Women with inadequately treated asthma during pregnancy are at increased risk for premature delivery, according to a new study.
Medications to treat asthma are often restricted during pregnancy out of concern for potential harm to the developing child, even though there is evidence that severe asthma may have a harmful impact on mom and baby.
Dr. Ludmila N. Bakhireva, from the University of New Mexico in Albuquerque, and her associates studied the potential adverse effects of poorly controlled asthma in 719 pregnant women enrolled in their “Asthma Medication in Pregnancy Study” between 1998 and 2003.
They found that the incidence of preterm delivery was significantly higher among women with poorly controlled asthma during the first 20 weeks of pregnancy (11.4 percent versus 6.3 percent). The investigators defined poor asthma control as the presence during the prior 2 weeks of asthma symptoms that interfered with sleep or activity.
The incidence of preterm delivery was more than doubled among women hospitalized for asthma during any part of the pregnancy (16.4 percent versus 7.6 percent).
These findings highlight “the need to optimize asthma control and prevent asthma exacerbations… by avoidance of triggering factors, self-management education, and optimal pharmacotherapy,” the study team concludes.
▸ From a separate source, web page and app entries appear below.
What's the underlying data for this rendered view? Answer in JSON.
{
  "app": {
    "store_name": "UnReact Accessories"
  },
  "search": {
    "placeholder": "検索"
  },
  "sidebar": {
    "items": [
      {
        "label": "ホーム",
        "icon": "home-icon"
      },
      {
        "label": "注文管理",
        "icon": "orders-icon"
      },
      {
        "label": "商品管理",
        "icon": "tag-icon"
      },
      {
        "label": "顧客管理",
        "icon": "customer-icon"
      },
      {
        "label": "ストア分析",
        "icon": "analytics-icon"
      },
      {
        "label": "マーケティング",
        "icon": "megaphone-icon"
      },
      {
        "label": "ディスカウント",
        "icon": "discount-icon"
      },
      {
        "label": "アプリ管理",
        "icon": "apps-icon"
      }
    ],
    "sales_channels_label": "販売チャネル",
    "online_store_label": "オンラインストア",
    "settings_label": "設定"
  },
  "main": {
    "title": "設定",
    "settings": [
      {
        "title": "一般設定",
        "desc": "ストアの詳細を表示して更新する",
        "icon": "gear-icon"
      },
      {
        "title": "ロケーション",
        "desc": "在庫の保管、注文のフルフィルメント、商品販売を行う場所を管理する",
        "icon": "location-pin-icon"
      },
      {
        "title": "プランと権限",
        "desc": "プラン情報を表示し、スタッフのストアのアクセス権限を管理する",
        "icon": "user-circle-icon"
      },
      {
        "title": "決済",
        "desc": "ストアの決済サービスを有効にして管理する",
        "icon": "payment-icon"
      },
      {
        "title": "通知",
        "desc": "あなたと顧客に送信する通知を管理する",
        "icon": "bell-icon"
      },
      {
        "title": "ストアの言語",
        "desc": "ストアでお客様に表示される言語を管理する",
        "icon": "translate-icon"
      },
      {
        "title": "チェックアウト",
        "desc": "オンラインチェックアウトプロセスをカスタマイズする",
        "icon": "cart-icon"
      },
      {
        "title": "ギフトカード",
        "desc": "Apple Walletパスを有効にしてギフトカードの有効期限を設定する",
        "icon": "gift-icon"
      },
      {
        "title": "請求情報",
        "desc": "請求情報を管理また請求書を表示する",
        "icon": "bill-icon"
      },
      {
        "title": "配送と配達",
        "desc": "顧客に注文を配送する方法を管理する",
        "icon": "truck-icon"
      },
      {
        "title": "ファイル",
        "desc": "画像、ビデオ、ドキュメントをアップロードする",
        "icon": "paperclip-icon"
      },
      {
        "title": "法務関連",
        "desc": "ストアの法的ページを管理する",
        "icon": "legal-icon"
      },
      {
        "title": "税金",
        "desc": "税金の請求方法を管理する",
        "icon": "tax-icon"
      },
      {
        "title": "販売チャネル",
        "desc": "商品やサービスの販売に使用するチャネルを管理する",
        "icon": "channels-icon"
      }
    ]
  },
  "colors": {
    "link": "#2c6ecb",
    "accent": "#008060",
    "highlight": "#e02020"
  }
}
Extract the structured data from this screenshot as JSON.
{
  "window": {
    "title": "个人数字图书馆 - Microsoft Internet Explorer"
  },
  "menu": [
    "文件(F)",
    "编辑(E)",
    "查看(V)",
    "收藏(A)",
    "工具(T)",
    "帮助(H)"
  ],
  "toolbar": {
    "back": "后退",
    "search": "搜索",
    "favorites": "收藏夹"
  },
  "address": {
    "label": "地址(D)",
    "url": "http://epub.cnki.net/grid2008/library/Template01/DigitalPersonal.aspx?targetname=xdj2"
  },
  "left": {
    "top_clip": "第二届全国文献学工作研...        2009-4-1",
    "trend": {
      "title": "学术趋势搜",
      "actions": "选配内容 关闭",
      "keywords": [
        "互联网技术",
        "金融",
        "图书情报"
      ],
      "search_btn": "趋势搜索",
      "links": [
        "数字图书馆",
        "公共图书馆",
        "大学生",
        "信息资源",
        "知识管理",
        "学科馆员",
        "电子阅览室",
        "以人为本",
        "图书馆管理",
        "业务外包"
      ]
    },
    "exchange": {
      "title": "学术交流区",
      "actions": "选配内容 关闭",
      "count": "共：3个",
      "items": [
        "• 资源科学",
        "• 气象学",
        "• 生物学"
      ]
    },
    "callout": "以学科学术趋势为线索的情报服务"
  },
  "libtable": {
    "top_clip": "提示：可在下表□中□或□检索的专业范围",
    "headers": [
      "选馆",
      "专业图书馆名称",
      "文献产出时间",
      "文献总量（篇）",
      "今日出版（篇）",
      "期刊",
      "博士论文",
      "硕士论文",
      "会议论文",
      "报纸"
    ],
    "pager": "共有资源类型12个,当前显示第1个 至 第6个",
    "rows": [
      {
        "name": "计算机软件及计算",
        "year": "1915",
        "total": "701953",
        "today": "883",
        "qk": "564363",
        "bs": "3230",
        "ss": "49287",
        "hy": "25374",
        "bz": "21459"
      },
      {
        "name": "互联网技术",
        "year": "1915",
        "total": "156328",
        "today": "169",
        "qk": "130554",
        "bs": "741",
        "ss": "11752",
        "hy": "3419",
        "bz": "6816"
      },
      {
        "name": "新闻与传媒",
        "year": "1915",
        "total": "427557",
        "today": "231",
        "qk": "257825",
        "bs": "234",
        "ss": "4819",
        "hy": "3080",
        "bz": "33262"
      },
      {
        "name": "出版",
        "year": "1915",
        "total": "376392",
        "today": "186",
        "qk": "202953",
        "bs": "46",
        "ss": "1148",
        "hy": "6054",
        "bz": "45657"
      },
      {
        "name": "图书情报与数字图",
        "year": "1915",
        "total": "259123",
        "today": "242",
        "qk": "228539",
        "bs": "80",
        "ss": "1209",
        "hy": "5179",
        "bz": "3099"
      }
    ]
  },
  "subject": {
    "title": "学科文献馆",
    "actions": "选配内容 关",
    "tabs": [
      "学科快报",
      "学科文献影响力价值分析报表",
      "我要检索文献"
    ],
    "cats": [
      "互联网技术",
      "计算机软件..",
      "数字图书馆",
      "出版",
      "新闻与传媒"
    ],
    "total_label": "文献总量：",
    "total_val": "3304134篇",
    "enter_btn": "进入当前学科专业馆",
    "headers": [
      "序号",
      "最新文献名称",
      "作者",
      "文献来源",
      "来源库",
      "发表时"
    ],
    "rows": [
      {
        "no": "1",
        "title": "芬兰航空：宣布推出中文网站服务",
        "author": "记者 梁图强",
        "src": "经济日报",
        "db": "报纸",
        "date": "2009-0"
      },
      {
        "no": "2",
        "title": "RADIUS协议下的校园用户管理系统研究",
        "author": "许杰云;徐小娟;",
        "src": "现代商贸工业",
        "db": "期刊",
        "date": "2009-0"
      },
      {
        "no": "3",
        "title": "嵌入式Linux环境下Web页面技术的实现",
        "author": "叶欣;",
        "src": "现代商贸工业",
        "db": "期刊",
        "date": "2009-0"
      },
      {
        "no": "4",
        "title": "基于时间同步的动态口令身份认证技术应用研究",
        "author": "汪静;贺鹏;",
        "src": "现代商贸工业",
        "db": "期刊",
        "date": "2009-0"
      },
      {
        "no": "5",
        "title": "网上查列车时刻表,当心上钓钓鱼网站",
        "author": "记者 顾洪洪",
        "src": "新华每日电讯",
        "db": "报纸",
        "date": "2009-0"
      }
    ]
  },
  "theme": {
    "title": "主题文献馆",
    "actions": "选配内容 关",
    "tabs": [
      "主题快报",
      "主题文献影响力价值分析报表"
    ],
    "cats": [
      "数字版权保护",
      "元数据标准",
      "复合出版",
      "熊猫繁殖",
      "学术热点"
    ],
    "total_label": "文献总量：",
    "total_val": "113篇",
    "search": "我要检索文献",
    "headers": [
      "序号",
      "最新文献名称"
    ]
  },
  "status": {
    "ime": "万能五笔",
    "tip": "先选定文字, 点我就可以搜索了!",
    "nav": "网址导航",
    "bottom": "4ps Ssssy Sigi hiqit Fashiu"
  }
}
SOURCE: Annals of Allergy, Asthma and Immunology, August 2008.